Cautious congratulations are due to Venezuelan President Hugo Chavez. Elected president ten years ago and enjoying thirteen major electoral victories since, he has once again gained popular support this time to remove the two-term constitutional limit on all elected positions. Now, Chavez and others can run indefinitely for presidential, gubernatorial, and municipal office, and aim to run again in 2012 to carry forward the "Bolivarian Revolution" and "21st Century Socialism."
However, optimism about new openings for the Bolivarian Revolution should be tempered with concern about how this new path was opened and potential pitfalls it may contain. Does the "Yes" vote imply that Chavez is the only person able to advance the Bolivarian Revolution as most advocates argued? Mightn’t removing term limits even increase dependency on him as the central person capable of carrying forward the Bolivarian project? If so, isn’t this dependency a serious problem for the process?
Of course, had a "No" vote triumphed it would have called into question the future of the Bolivarian Revolution. On the other hand, if momentum could have been regained, one wonders if a successful "No" vote would have lit a fire under the Chavez administration to promote new candidates for potential re-election in 2012? Would any Bolivarian advocate disagree that new faces carrying forward the hoped for transformations would be a healthy, although uncertain, gain?
Seen this way, the outcome of the recent referendum was reason to celebrate, yes, but carries a burden as well as benefits. On the one hand, controversy around removing electoral term limits is not Venezuela’s alone and is commonly associated with abuse of power, as has been noted by others who have highlighted President Uribe’s efforts to do the same in Columbia, and also Mayor Michael Bloomberg’s in New York, both in contrast to Chavez. Such observations fueled the anti-Chavez opposition nationally and internationally, but that doesn’t mean they are entirely false. Imagine a campaign to remove term limits in the U.S. Every progressive would be opposed.
Further, there should be concern over continuing reliance on a single leader. Why is no one learned enough and popular enough to be capable of taking Chavez’s place? In the ten years that Chavez has been president why hasn’t a new generation been prepared and become sufficiently popular to carry forward the Bolivarian agenda with as much approval as Chavez has? Wouldn’t that be positive? Isn’t its absence reason for concern?
More broadly, shouldn’t Chavez be taking steps to ultimately organize himself out of his position of power, and likewise for ministers and mayors, so that one day the communal councils could surpass individual officials in decision-making power to carry out the social and material objectives of the Venezuelan people?
It is easy to see the great difficulty in achieving such a vision, however, long-term goals like these could be lost or sent off trajectory not only by short-term errors such as over dependency on Chavez, but also due to losing Chavez, and both dangers could snowball if he gets re-elected in 2012, while if he runs, and he loses, that would be even worse.

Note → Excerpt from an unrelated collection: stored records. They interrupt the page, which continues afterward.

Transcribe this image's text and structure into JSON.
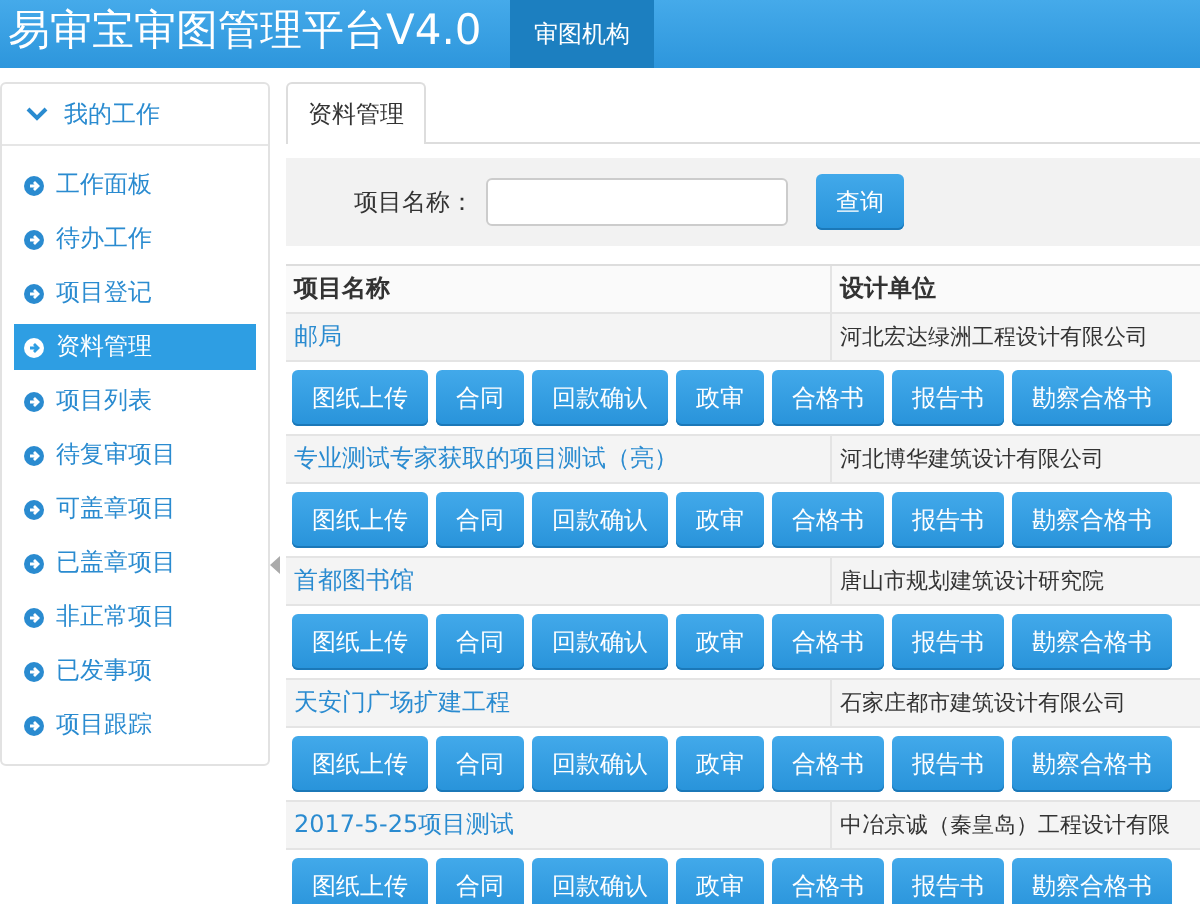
{
  "header": {
    "title": "易审宝审图管理平台V4.0",
    "nav": [
      {
        "label": "审图机构",
        "selected": true
      }
    ]
  },
  "sidebar": {
    "title": "我的工作",
    "expanded": true,
    "items": [
      {
        "label": "工作面板",
        "selected": false
      },
      {
        "label": "待办工作",
        "selected": false
      },
      {
        "label": "项目登记",
        "selected": false
      },
      {
        "label": "资料管理",
        "selected": true
      },
      {
        "label": "项目列表",
        "selected": false
      },
      {
        "label": "待复审项目",
        "selected": false
      },
      {
        "label": "可盖章项目",
        "selected": false
      },
      {
        "label": "已盖章项目",
        "selected": false
      },
      {
        "label": "非正常项目",
        "selected": false
      },
      {
        "label": "已发事项",
        "selected": false
      },
      {
        "label": "项目跟踪",
        "selected": false
      }
    ]
  },
  "tabs": [
    {
      "label": "资料管理",
      "selected": true
    }
  ],
  "search": {
    "label": "项目名称：",
    "button": "查询"
  },
  "table": {
    "columns": [
      "项目名称",
      "设计单位"
    ],
    "rows": [
      {
        "name": "邮局",
        "design_unit": "河北宏达绿洲工程设计有限公司",
        "actions": [
          "图纸上传",
          "合同",
          "回款确认",
          "政审",
          "合格书",
          "报告书",
          "勘察合格书"
        ]
      },
      {
        "name": "专业测试专家获取的项目测试（亮）",
        "design_unit": "河北博华建筑设计有限公司",
        "actions": [
          "图纸上传",
          "合同",
          "回款确认",
          "政审",
          "合格书",
          "报告书",
          "勘察合格书"
        ]
      },
      {
        "name": "首都图书馆",
        "design_unit": "唐山市规划建筑设计研究院",
        "actions": [
          "图纸上传",
          "合同",
          "回款确认",
          "政审",
          "合格书",
          "报告书",
          "勘察合格书"
        ]
      },
      {
        "name": "天安门广场扩建工程",
        "design_unit": "石家庄都市建筑设计有限公司",
        "actions": [
          "图纸上传",
          "合同",
          "回款确认",
          "政审",
          "合格书",
          "报告书",
          "勘察合格书"
        ]
      },
      {
        "name": "2017-5-25项目测试",
        "design_unit": "中冶京诚（秦皇岛）工程设计有限",
        "actions": [
          "图纸上传",
          "合同",
          "回款确认",
          "政审",
          "合格书",
          "报告书",
          "勘察合格书"
        ]
      }
    ]
  }
}
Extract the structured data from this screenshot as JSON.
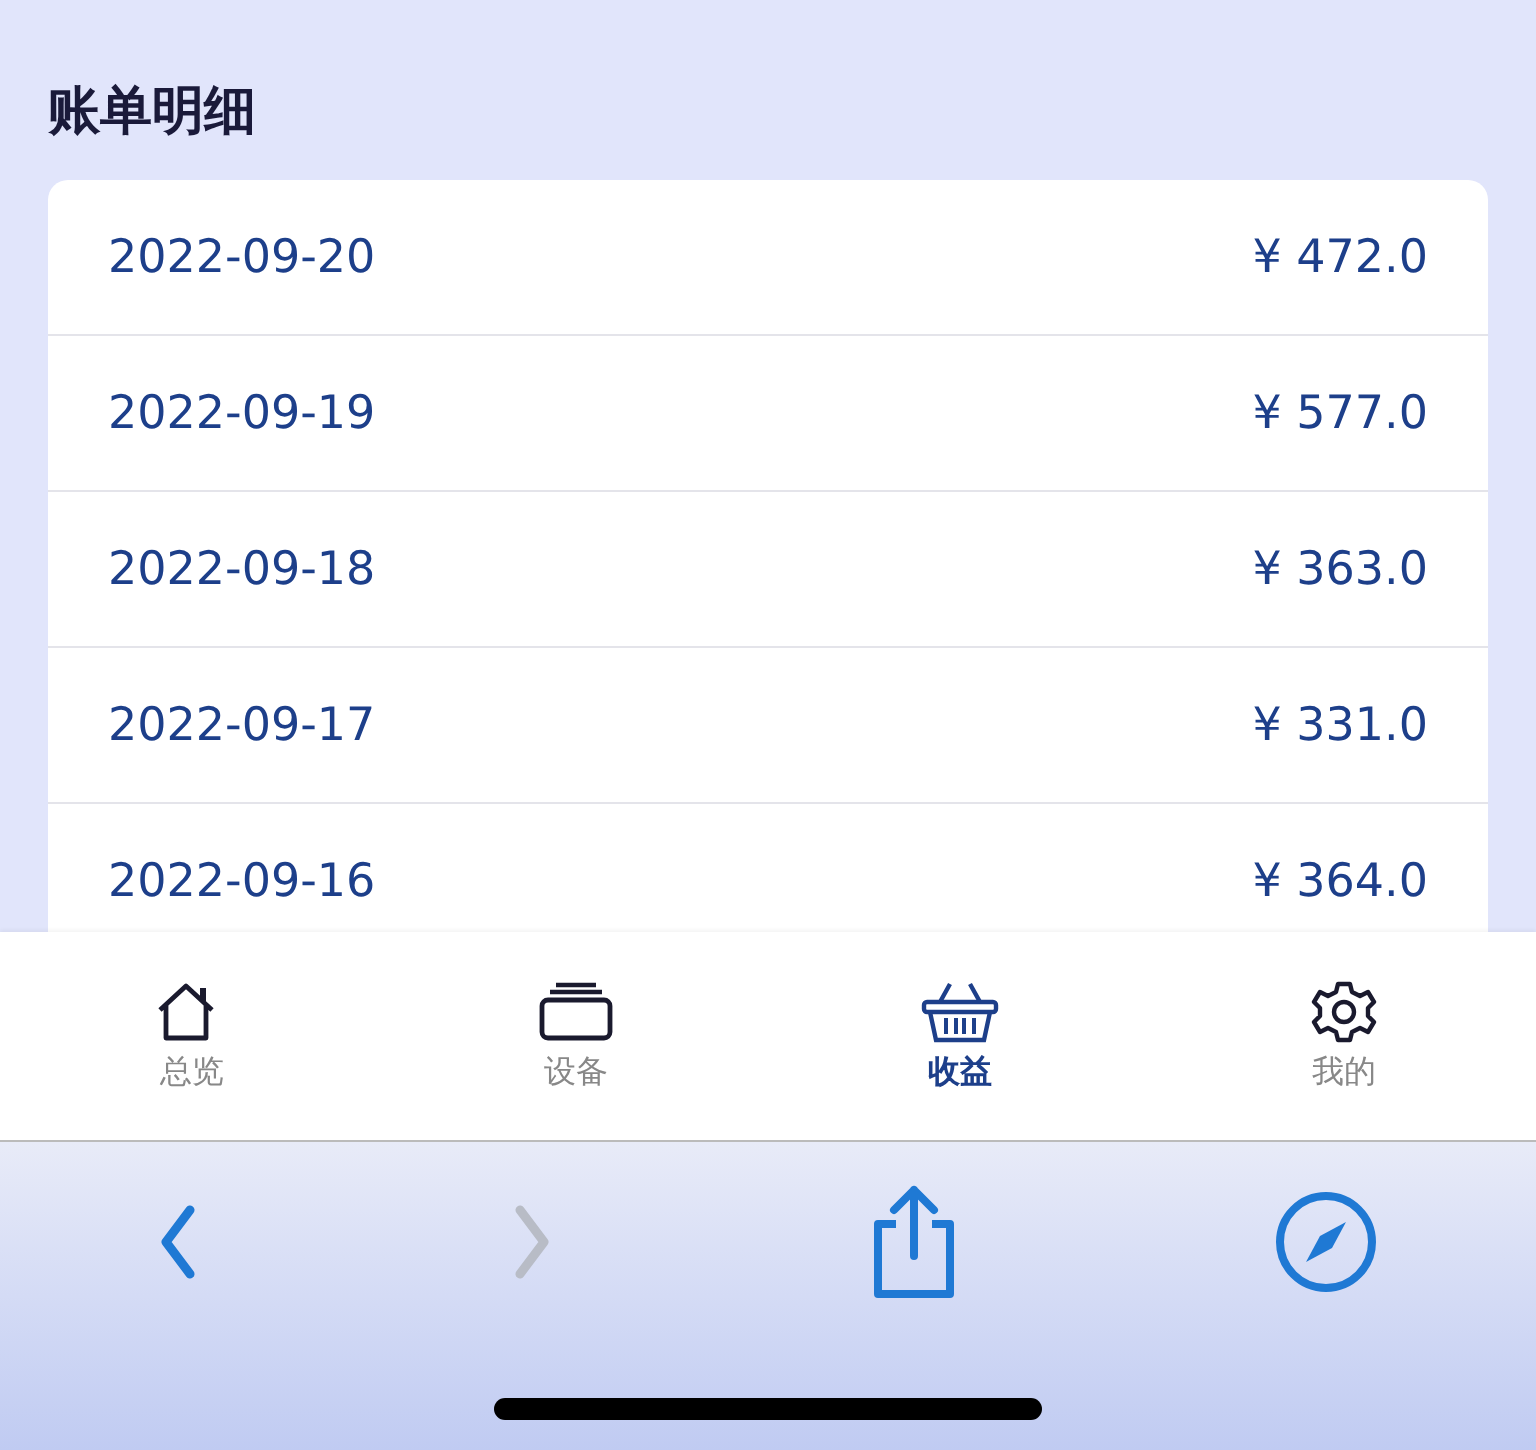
{
  "title": "账单明细",
  "bills": [
    {
      "date": "2022-09-20",
      "amount": "¥ 472.0"
    },
    {
      "date": "2022-09-19",
      "amount": "¥ 577.0"
    },
    {
      "date": "2022-09-18",
      "amount": "¥ 363.0"
    },
    {
      "date": "2022-09-17",
      "amount": "¥ 331.0"
    },
    {
      "date": "2022-09-16",
      "amount": "¥ 364.0"
    }
  ],
  "tabs": [
    {
      "kind": "home",
      "label": "总览",
      "selected": false
    },
    {
      "kind": "devices",
      "label": "设备",
      "selected": false
    },
    {
      "kind": "basket",
      "label": "收益",
      "selected": true
    },
    {
      "kind": "gear",
      "label": "我的",
      "selected": false
    }
  ],
  "browser_toolbar": [
    {
      "kind": "back",
      "disabled": false
    },
    {
      "kind": "forward",
      "disabled": true
    },
    {
      "kind": "share",
      "disabled": false
    },
    {
      "kind": "compass",
      "disabled": false
    }
  ]
}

History presents numerous "20th Century Socialist" countries where leaders rationalized their self-importance over the led, and the led rationalized their allegiance as followers who didn’t administer themselves, and the whole endeavor suffered disastrously.
Inspiration against these fears can be found in the effort to re-organize social and material life to empower the communal councils and carry out the various Bolivarian Missions on health, education, and social services as well as the efforts at regional integration and solidarity. It is clear that to date and possibly for many years to come Chavez will play an indispensable part of making the revolution happen, because of his historical ties, his connection to the population, and his political savvy. But he cannot and should not go it alone, without emergence of other prominent actors, without checks and accountability, no matter how much people believe in him and he believes in himself. Others must come up on all levels of government while steps are also taken to empower those below so that all can eventually help manage the transition to "21st Century Socialism."
Now that Chavez has once again won the confidence of the majority of voters, one can envision an amazing step he might take. Imagine, now that term limits have been removed, if Chavez announced a new challenge — to prepare others to run in his place for the next election in 2012, so that he won’t have to be president, again, but could instead be a minister, or an activist, or whatever else — certainly not disappearing, however.
In such a scenario Chavez could dedicate his tirelessness and charisma to the revolution, just as now, but in this new situation he would work with others who have taken his current office and by doing so send a powerful message that he not only has the best interests of Venezuelans at heart, but more, he understands that to combat the dangers of centralization of power, goodwill alone is not enough, and there needs to be a strategy of diversification and participation. Even if Chavez did meet this hypothetical challenge and eventually changed his role in 2012, if needed it would be possible for him to run again as president, later, to help carry forward the Bolivarian Revolution to its sought for ultimate conclusion. But even in such a case, he alone would still not suffice at such a task.